Is it worthwhile, then, for employers to ensure that their employees enjoy their work and find it meaningful? Autonomous motivation is associated with both higher quality and quantity of performance, while the provision of an incentive by contrast only has an effect on performance quantity. Not only is controlled motivation associated with lower performance, but it also associated with lower well-being, organisational commitment and job satisfaction, while focusing on autonomous motivation will result in higher quality performance.
Research conducted in Canada suggests that there are also economic benefits for organisations to have autonomously motivated employees, demonstrating that for each dollar invested in training their staff in this type of motivation, they generated $3.19 in return. Thus, there are many reasons for both employees and organisational leaders to focus on designing jobs to enhance autonomous motivation and reduce controlled motivation. In sum, neither the carrot nor the stick should be involved in work motivation. Rather, we should strive to whistle a little more while we work.
"Whistle While You Work" from Snow White which basically describes autonomous motivation

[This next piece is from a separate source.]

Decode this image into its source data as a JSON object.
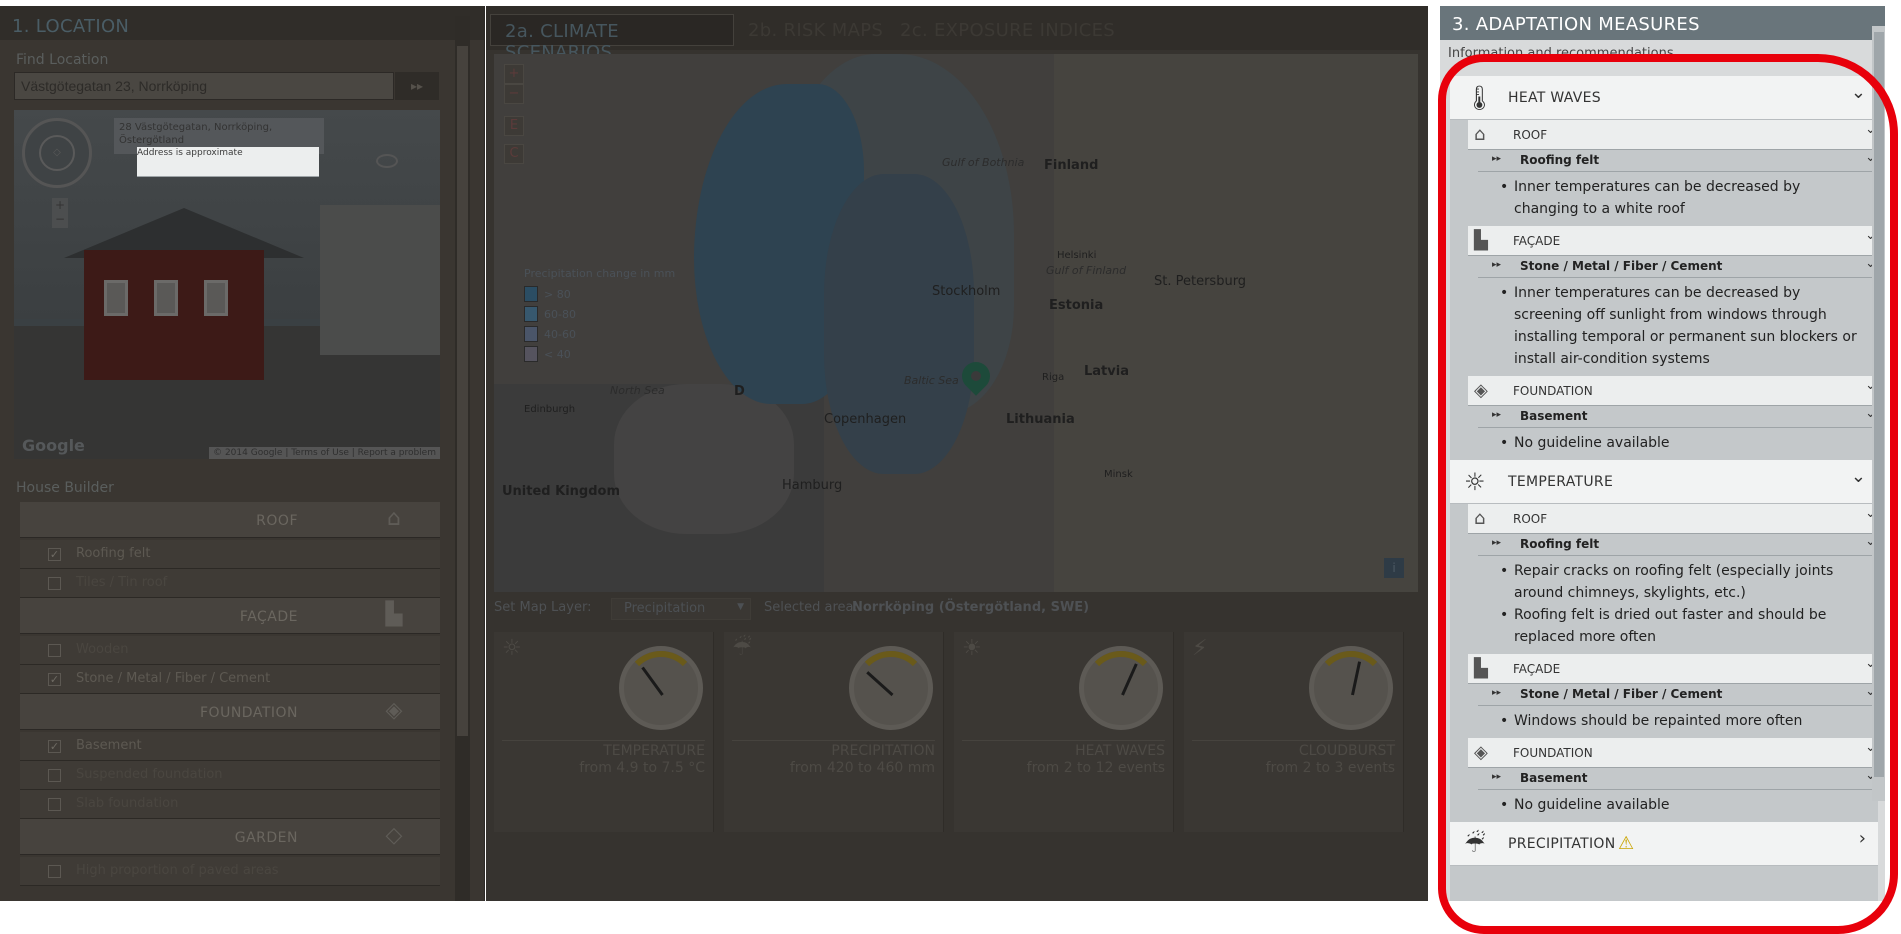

The views expressed here are those of the author and do not represent or reflect the views of RTÉ